If your feet sweat excessively, dry them out with a combo of baking soda and cinnamon powder. The main goal of the powder is to keep the feet dry, but one study showed that baking powder can inhibit the overgrowth of bacteria and fungus.

Treatment: Mix 2 parts baking soda to 1 part cinnamon powder and sprinkle on feet (get between the toes) and cover with a sock. 

 

Related: 9 Surprising Uses For Baking Soda

5. Cinnamon bark oil 

A potent anti-fungal and antimicrobial, this sweet-smelling oil, derived from the bark of cinnamon trees, has been shown to both kill off Trichophyton rubrum, the fungus behind athlete’s foot, and decrease painful inflammation.

Treatment: Mix 2 drops cinnamon bark oil with 1 teaspoon of emu or olive oil and rub into feet and toenails.

6. Coriander oil

No, we’re not suggesting you put Thai food on your tootsies, but the oil extracted from the seeds of coriander (or cilantro, as you probably know it), can thwart the fungus behind athlete’s foot. One study found that a topical treatment of 6% coriander oil applied twice daily for 28 days cleared up athlete’s foot in 75% of cases. 

Treatment: Add 30 drops coriander oil to a 1-ounce spray bottle filled with witch hazel, shake, and spray on feet and toes. 

Related: These 4 Cooking Oils Make The Best Natural Moisturizers For Dry Skin

7. Tea foot soak

Since fungus needs moisture to grow, it seems counterintuitive to put your feet in water, but a soak can actually sooth symptoms and ultimately help dry out feet. “My favorite foot soak is black tea which contains tannic acid to dry out sweaty feet,” says Splichal. Plus, studies suggest tea polyphenols have an anti-fungal effect. 

Treatment: Brew 2 tea bags, add to a foot bath filled with room temperature water and soak feet (repeat every day for a week). 

8. Get the right socks

When it comes to athlete’s foot, socks can work for you and against you. “Socks should be synthetic to avoid holding onto moisture, like cotton socks would,” says Splichal, who’s also a fan of socks infused with anti-microbial copper or silver. How you wash your socks can also make a difference. Soak socks in white vinegar then wash in hot water to kill fungus and avoid reinfection. 

 

Related: The Best Wool Socks To Buy This Winter

9. Be consistent

Athlete’s foot doesn’t go away overnight. “The biggest thing with anti-fungal treatments, whether they’re prescription or natural, is they take consistency and time,” says Splichal.
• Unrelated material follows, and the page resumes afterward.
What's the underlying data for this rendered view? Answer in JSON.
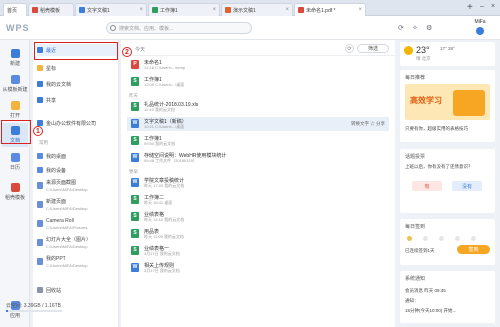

It can take up to 2 months of twice a day application to reduce symptoms of athlete's foot and up to a year for nail fungus.